Task brief -
Would you show every line from the records that holds "Full"?

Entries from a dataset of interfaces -
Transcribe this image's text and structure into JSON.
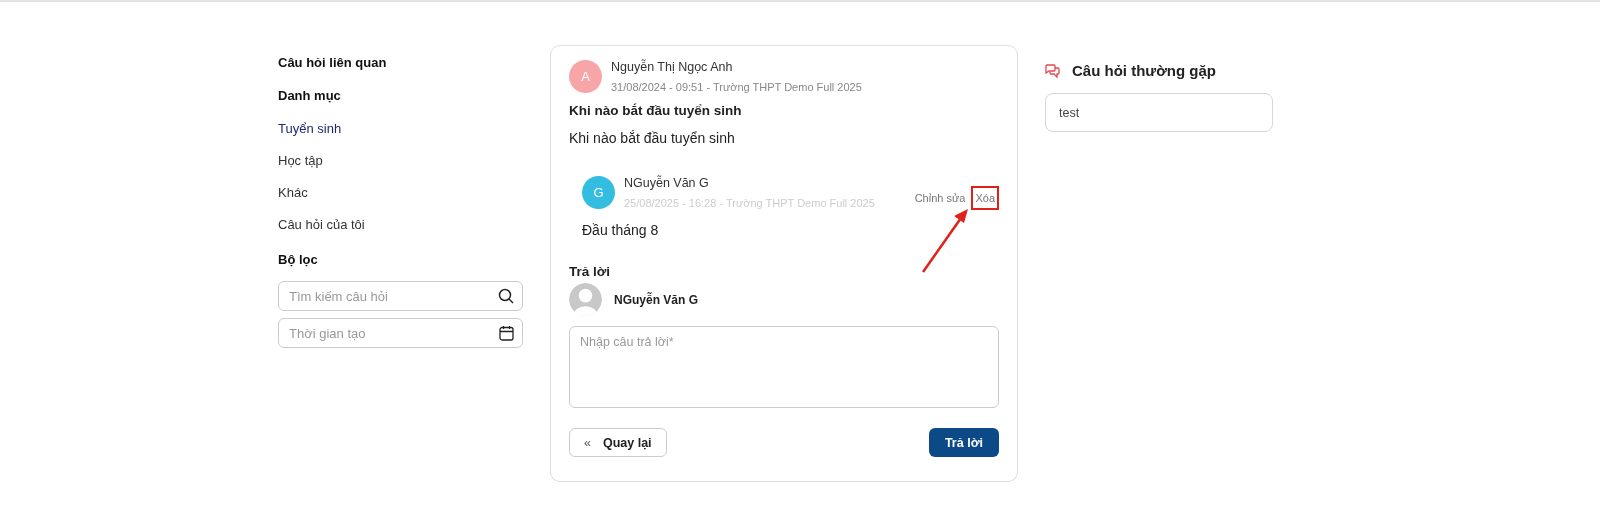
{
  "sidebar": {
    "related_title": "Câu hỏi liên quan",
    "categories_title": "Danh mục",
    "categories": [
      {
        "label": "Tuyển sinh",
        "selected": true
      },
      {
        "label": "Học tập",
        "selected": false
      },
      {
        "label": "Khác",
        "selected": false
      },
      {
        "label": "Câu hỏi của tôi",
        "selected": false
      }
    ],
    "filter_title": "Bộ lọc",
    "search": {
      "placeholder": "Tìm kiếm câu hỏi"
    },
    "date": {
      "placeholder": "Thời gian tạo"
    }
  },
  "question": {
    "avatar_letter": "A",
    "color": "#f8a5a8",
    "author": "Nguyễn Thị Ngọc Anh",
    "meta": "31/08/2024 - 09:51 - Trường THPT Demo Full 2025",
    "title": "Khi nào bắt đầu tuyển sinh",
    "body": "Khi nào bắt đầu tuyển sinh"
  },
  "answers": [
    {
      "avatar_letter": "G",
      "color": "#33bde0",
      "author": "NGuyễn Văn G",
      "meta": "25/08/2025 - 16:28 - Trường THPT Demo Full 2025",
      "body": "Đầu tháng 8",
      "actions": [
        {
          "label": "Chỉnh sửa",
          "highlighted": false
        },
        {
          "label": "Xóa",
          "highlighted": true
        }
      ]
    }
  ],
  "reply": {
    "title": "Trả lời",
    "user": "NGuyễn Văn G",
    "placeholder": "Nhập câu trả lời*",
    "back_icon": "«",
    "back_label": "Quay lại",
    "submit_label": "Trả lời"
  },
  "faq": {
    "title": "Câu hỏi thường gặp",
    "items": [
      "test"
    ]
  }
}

Your solution -
    "meta": "31/08/2024 - 09:51 - Trường THPT Demo Full 2025",
      "meta": "25/08/2025 - 16:28 - Trường THPT Demo Full 2025",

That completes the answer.